- _Data_:
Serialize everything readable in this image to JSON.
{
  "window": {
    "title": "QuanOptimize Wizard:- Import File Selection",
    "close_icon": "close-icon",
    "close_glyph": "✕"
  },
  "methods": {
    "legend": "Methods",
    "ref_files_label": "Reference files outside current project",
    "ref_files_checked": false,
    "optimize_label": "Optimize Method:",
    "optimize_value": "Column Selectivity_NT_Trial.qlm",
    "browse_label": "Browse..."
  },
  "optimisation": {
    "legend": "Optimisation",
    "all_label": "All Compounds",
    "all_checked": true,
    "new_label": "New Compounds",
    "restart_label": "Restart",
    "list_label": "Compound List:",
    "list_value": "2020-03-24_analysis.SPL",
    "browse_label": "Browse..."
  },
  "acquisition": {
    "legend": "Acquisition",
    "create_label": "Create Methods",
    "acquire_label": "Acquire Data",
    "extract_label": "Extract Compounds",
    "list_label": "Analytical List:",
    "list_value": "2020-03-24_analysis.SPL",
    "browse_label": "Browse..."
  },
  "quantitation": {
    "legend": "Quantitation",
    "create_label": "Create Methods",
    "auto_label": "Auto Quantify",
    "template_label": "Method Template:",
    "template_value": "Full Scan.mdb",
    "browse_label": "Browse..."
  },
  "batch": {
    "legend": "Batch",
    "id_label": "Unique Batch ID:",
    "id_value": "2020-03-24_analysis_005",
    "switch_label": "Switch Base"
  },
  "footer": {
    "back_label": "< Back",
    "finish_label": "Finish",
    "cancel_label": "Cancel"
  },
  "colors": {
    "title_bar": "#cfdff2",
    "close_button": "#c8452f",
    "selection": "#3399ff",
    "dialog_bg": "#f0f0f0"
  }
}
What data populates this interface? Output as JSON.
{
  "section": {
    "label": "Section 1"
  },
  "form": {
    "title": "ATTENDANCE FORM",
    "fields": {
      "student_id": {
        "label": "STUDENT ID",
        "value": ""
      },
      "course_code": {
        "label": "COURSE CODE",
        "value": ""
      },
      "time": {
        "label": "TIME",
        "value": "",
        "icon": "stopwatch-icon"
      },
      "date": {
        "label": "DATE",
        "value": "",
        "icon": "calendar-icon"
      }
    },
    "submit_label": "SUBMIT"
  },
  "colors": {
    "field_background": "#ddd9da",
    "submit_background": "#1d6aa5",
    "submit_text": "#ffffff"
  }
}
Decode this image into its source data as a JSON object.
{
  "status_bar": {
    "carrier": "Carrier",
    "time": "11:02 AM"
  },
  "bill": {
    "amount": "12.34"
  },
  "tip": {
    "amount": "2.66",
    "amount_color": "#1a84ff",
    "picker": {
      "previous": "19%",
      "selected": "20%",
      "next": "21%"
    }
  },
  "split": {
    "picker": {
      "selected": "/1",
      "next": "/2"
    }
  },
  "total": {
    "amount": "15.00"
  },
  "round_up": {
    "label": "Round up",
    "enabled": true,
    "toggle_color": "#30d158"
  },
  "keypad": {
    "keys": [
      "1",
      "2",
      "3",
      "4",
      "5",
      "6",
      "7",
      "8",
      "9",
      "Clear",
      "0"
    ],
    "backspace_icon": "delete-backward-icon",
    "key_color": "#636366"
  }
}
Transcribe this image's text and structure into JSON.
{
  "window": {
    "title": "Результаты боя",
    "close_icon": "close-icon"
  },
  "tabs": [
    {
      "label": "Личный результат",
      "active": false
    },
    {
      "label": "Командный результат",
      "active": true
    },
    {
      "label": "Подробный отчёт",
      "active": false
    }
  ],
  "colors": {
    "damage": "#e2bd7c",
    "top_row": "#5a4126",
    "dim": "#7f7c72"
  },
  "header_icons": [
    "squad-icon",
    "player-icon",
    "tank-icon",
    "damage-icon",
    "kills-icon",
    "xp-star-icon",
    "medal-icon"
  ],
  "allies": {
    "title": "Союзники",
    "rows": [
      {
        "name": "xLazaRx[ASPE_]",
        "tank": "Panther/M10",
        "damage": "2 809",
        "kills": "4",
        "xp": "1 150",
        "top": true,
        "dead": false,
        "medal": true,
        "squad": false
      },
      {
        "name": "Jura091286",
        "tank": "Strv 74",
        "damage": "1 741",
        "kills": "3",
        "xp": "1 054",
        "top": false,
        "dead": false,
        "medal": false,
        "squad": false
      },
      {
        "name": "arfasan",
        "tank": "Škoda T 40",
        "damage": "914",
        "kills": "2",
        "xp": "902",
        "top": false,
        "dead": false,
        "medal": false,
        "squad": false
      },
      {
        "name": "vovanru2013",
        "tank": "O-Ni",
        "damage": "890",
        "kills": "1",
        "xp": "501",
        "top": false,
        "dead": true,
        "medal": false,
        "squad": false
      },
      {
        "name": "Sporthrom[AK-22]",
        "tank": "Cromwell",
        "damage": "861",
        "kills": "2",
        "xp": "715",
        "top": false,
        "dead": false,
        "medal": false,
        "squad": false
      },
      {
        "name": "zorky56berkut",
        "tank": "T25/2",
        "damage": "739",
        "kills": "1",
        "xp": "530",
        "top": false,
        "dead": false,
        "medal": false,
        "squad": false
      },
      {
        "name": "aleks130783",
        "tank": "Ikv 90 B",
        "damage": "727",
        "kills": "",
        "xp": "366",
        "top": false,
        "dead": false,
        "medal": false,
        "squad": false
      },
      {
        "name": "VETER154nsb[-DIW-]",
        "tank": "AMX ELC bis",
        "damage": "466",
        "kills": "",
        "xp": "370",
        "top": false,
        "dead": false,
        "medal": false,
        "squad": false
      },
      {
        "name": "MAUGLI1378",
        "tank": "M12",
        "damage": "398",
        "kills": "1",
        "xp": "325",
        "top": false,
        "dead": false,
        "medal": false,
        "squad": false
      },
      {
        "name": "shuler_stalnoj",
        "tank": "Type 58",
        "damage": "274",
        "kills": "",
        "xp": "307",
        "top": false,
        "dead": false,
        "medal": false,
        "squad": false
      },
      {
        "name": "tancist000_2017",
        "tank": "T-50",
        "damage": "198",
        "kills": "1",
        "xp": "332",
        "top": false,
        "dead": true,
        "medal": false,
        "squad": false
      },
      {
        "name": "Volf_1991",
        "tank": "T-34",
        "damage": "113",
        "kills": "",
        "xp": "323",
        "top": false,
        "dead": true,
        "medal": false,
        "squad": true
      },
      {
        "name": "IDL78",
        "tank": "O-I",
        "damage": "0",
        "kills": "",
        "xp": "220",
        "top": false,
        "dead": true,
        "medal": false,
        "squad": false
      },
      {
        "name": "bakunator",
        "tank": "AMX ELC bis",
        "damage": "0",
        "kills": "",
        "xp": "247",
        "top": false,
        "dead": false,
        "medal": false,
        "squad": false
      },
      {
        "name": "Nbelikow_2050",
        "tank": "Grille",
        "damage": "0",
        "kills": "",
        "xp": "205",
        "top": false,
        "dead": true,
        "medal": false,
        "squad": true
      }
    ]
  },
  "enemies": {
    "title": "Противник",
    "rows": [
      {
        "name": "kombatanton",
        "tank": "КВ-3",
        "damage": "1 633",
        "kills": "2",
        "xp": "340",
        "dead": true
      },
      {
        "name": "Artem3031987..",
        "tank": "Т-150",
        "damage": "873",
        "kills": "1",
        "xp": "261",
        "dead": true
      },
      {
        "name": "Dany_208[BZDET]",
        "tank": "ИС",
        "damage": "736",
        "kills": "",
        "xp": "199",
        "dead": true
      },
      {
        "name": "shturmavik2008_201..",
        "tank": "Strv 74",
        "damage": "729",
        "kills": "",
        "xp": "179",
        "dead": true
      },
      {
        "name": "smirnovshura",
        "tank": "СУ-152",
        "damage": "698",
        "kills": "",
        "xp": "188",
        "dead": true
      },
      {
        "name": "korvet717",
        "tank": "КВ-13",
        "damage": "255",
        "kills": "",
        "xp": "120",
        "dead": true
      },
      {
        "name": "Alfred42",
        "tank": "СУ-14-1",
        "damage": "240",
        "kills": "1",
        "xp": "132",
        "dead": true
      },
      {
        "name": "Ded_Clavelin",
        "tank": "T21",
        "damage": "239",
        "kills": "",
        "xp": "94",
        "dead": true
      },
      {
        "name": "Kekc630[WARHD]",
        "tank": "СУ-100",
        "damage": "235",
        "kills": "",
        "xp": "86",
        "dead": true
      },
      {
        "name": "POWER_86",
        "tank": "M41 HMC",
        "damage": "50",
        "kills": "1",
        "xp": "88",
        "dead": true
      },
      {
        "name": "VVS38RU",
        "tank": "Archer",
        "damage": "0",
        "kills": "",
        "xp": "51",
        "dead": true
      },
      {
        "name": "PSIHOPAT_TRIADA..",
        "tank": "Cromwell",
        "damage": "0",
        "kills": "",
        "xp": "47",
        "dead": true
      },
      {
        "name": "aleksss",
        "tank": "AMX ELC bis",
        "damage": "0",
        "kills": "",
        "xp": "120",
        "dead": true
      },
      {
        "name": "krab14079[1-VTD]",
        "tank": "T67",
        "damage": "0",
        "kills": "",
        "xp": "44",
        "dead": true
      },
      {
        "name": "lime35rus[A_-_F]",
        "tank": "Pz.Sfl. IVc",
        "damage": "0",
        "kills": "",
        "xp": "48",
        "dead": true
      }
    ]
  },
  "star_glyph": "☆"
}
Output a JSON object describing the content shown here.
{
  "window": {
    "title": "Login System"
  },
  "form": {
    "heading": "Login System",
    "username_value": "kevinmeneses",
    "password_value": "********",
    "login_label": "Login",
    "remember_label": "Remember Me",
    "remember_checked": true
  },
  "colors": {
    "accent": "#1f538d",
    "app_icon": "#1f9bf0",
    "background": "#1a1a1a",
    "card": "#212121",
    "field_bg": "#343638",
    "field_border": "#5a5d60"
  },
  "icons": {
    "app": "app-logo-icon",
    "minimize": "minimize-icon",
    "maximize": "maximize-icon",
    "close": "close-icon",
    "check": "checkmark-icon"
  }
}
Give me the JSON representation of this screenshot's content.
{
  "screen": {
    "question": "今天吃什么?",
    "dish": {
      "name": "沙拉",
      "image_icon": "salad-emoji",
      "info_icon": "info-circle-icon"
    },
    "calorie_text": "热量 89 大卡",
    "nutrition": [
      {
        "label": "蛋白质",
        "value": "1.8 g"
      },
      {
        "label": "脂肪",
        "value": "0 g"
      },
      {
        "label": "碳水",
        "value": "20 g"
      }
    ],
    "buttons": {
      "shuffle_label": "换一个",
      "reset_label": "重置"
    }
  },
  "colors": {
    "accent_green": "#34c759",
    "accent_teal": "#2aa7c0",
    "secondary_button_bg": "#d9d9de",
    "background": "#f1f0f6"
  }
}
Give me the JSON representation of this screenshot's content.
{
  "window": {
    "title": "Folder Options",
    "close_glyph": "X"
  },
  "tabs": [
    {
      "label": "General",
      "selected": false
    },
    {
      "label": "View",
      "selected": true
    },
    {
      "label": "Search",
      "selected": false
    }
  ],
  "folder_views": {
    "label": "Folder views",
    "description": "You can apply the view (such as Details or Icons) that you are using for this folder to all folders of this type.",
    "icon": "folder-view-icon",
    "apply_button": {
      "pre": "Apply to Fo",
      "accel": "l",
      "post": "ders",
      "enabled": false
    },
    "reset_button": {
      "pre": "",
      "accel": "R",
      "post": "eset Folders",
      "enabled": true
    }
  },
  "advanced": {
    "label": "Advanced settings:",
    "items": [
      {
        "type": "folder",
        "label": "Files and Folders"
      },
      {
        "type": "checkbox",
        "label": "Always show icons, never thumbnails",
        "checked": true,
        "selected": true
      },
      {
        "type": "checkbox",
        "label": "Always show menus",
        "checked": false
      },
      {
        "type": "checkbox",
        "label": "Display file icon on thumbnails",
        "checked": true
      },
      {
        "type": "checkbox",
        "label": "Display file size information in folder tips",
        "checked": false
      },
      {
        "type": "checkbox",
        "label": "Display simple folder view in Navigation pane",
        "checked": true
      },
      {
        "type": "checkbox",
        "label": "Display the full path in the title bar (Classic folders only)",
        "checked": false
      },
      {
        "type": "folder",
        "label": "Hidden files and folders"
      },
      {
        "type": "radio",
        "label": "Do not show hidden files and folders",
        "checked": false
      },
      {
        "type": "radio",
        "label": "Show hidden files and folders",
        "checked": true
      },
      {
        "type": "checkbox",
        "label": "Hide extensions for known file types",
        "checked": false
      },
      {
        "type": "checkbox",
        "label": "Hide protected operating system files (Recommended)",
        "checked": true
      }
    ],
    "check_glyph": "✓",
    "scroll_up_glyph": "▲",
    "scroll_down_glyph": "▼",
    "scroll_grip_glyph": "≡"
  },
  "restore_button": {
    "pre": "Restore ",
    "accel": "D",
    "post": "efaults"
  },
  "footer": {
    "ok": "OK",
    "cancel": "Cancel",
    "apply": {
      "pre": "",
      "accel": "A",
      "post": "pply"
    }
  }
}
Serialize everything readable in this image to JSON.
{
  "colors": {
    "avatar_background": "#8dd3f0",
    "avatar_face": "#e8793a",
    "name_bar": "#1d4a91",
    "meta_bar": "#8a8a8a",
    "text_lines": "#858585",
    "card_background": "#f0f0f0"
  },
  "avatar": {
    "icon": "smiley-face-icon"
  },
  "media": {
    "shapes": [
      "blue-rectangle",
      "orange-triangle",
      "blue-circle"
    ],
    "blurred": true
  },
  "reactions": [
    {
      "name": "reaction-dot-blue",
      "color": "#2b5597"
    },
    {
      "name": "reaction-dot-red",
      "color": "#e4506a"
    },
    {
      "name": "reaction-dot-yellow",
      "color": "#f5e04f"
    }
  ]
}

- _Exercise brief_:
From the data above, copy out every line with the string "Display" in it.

- _Completed task_:
        "label": "Display file icon on thumbnails",
        "label": "Display file size information in folder tips",
        "label": "Display simple folder view in Navigation pane",
        "label": "Display the full path in the title bar (Classic folders only)",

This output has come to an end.